↓

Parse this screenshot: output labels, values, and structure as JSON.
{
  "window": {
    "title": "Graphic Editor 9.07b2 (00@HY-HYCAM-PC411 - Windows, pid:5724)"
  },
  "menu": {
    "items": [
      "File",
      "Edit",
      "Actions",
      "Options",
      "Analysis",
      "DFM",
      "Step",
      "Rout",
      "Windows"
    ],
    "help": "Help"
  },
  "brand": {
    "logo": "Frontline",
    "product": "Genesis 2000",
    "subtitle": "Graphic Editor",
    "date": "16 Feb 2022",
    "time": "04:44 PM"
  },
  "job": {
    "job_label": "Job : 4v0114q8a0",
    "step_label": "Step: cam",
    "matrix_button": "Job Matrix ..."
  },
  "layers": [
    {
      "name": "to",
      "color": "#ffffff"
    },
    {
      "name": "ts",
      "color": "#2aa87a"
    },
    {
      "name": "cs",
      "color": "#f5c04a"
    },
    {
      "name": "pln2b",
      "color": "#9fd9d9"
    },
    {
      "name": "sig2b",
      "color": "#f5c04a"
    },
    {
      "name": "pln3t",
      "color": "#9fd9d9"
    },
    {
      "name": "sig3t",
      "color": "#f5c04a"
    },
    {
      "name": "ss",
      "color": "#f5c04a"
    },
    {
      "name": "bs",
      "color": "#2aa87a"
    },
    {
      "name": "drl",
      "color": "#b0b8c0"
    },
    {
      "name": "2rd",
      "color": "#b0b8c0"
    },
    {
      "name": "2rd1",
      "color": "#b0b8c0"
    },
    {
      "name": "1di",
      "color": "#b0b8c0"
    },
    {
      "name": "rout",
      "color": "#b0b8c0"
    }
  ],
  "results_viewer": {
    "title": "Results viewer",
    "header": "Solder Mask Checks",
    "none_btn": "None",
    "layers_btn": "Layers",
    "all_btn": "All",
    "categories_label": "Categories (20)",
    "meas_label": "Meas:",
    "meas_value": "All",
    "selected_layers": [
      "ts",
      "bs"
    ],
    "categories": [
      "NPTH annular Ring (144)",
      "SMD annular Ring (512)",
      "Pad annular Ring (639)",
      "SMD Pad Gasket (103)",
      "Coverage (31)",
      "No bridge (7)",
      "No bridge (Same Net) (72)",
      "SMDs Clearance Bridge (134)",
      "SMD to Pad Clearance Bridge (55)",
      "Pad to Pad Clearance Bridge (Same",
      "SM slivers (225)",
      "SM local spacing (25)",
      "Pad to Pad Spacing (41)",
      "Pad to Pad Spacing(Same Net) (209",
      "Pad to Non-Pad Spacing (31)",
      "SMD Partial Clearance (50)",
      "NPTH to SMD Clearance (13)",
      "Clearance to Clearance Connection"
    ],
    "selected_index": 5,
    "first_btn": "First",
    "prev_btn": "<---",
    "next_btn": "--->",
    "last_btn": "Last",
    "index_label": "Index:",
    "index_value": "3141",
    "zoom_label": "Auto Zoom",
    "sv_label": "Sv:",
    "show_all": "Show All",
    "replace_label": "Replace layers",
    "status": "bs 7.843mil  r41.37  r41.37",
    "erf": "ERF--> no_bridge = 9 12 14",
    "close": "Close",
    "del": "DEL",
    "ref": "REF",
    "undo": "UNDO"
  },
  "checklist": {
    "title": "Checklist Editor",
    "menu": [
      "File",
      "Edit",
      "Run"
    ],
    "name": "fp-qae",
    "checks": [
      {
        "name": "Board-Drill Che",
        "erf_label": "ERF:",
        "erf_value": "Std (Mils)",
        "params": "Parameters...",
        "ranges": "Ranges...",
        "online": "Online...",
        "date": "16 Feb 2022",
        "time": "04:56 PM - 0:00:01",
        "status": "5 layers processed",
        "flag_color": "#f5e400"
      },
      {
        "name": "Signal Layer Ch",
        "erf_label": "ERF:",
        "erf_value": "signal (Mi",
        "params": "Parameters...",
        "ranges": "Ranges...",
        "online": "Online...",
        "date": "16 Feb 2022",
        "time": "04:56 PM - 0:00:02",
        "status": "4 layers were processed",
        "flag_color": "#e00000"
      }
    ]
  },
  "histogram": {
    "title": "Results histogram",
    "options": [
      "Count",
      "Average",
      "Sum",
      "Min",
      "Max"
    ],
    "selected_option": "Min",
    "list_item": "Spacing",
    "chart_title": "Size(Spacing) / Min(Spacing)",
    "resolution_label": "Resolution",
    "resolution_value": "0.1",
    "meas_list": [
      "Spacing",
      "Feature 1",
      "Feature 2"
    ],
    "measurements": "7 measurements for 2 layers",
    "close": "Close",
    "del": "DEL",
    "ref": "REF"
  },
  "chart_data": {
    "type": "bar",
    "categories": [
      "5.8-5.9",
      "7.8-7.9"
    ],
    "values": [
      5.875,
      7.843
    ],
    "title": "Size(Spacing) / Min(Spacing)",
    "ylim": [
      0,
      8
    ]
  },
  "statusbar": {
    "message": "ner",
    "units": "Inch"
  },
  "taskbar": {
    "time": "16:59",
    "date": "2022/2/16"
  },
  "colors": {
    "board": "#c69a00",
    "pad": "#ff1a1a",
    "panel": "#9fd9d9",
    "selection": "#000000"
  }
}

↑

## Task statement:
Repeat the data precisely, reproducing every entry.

## Expected answer:
Parse this screenshot: output labels, values, and structure as JSON.
{
  "window": {
    "title": "Graphic Editor 9.07b2 (00@HY-HYCAM-PC411 - Windows, pid:5724)"
  },
  "menu": {
    "items": [
      "File",
      "Edit",
      "Actions",
      "Options",
      "Analysis",
      "DFM",
      "Step",
      "Rout",
      "Windows"
    ],
    "help": "Help"
  },
  "brand": {
    "logo": "Frontline",
    "product": "Genesis 2000",
    "subtitle": "Graphic Editor",
    "date": "16 Feb 2022",
    "time": "04:44 PM"
  },
  "job": {
    "job_label": "Job : 4v0114q8a0",
    "step_label": "Step: cam",
    "matrix_button": "Job Matrix ..."
  },
  "layers": [
    {
      "name": "to",
      "color": "#ffffff"
    },
    {
      "name": "ts",
      "color": "#2aa87a"
    },
    {
      "name": "cs",
      "color": "#f5c04a"
    },
    {
      "name": "pln2b",
      "color": "#9fd9d9"
    },
    {
      "name": "sig2b",
      "color": "#f5c04a"
    },
    {
      "name": "pln3t",
      "color": "#9fd9d9"
    },
    {
      "name": "sig3t",
      "color": "#f5c04a"
    },
    {
      "name": "ss",
      "color": "#f5c04a"
    },
    {
      "name": "bs",
      "color": "#2aa87a"
    },
    {
      "name": "drl",
      "color": "#b0b8c0"
    },
    {
      "name": "2rd",
      "color": "#b0b8c0"
    },
    {
      "name": "2rd1",
      "color": "#b0b8c0"
    },
    {
      "name": "1di",
      "color": "#b0b8c0"
    },
    {
      "name": "rout",
      "color": "#b0b8c0"
    }
  ],
  "results_viewer": {
    "title": "Results viewer",
    "header": "Solder Mask Checks",
    "none_btn": "None",
    "layers_btn": "Layers",
    "all_btn": "All",
    "categories_label": "Categories (20)",
    "meas_label": "Meas:",
    "meas_value": "All",
    "selected_layers": [
      "ts",
      "bs"
    ],
    "categories": [
      "NPTH annular Ring (144)",
      "SMD annular Ring (512)",
      "Pad annular Ring (639)",
      "SMD Pad Gasket (103)",
      "Coverage (31)",
      "No bridge (7)",
      "No bridge (Same Net) (72)",
      "SMDs Clearance Bridge (134)",
      "SMD to Pad Clearance Bridge (55)",
      "Pad to Pad Clearance Bridge (Same",
      "SM slivers (225)",
      "SM local spacing (25)",
      "Pad to Pad Spacing (41)",
      "Pad to Pad Spacing(Same Net) (209",
      "Pad to Non-Pad Spacing (31)",
      "SMD Partial Clearance (50)",
      "NPTH to SMD Clearance (13)",
      "Clearance to Clearance Connection"
    ],
    "selected_index": 5,
    "first_btn": "First",
    "prev_btn": "<---",
    "next_btn": "--->",
    "last_btn": "Last",
    "index_label": "Index:",
    "index_value": "3141",
    "zoom_label": "Auto Zoom",
    "sv_label": "Sv:",
    "show_all": "Show All",
    "replace_label": "Replace layers",
    "status": "bs 7.843mil  r41.37  r41.37",
    "erf": "ERF--> no_bridge = 9 12 14",
    "close": "Close",
    "del": "DEL",
    "ref": "REF",
    "undo": "UNDO"
  },
  "checklist": {
    "title": "Checklist Editor",
    "menu": [
      "File",
      "Edit",
      "Run"
    ],
    "name": "fp-qae",
    "checks": [
      {
        "name": "Board-Drill Che",
        "erf_label": "ERF:",
        "erf_value": "Std (Mils)",
        "params": "Parameters...",
        "ranges": "Ranges...",
        "online": "Online...",
        "date": "16 Feb 2022",
        "time": "04:56 PM - 0:00:01",
        "status": "5 layers processed",
        "flag_color": "#f5e400"
      },
      {
        "name": "Signal Layer Ch",
        "erf_label": "ERF:",
        "erf_value": "signal (Mi",
        "params": "Parameters...",
        "ranges": "Ranges...",
        "online": "Online...",
        "date": "16 Feb 2022",
        "time": "04:56 PM - 0:00:02",
        "status": "4 layers were processed",
        "flag_color": "#e00000"
      }
    ]
  },
  "histogram": {
    "title": "Results histogram",
    "options": [
      "Count",
      "Average",
      "Sum",
      "Min",
      "Max"
    ],
    "selected_option": "Min",
    "list_item": "Spacing",
    "chart_title": "Size(Spacing) / Min(Spacing)",
    "resolution_label": "Resolution",
    "resolution_value": "0.1",
    "meas_list": [
      "Spacing",
      "Feature 1",
      "Feature 2"
    ],
    "measurements": "7 measurements for 2 layers",
    "close": "Close",
    "del": "DEL",
    "ref": "REF"
  },
  "chart_data": {
    "type": "bar",
    "categories": [
      "5.8-5.9",
      "7.8-7.9"
    ],
    "values": [
      5.875,
      7.843
    ],
    "title": "Size(Spacing) / Min(Spacing)",
    "ylim": [
      0,
      8
    ]
  },
  "statusbar": {
    "message": "ner",
    "units": "Inch"
  },
  "taskbar": {
    "time": "16:59",
    "date": "2022/2/16"
  },
  "colors": {
    "board": "#c69a00",
    "pad": "#ff1a1a",
    "panel": "#9fd9d9",
    "selection": "#000000"
  }
}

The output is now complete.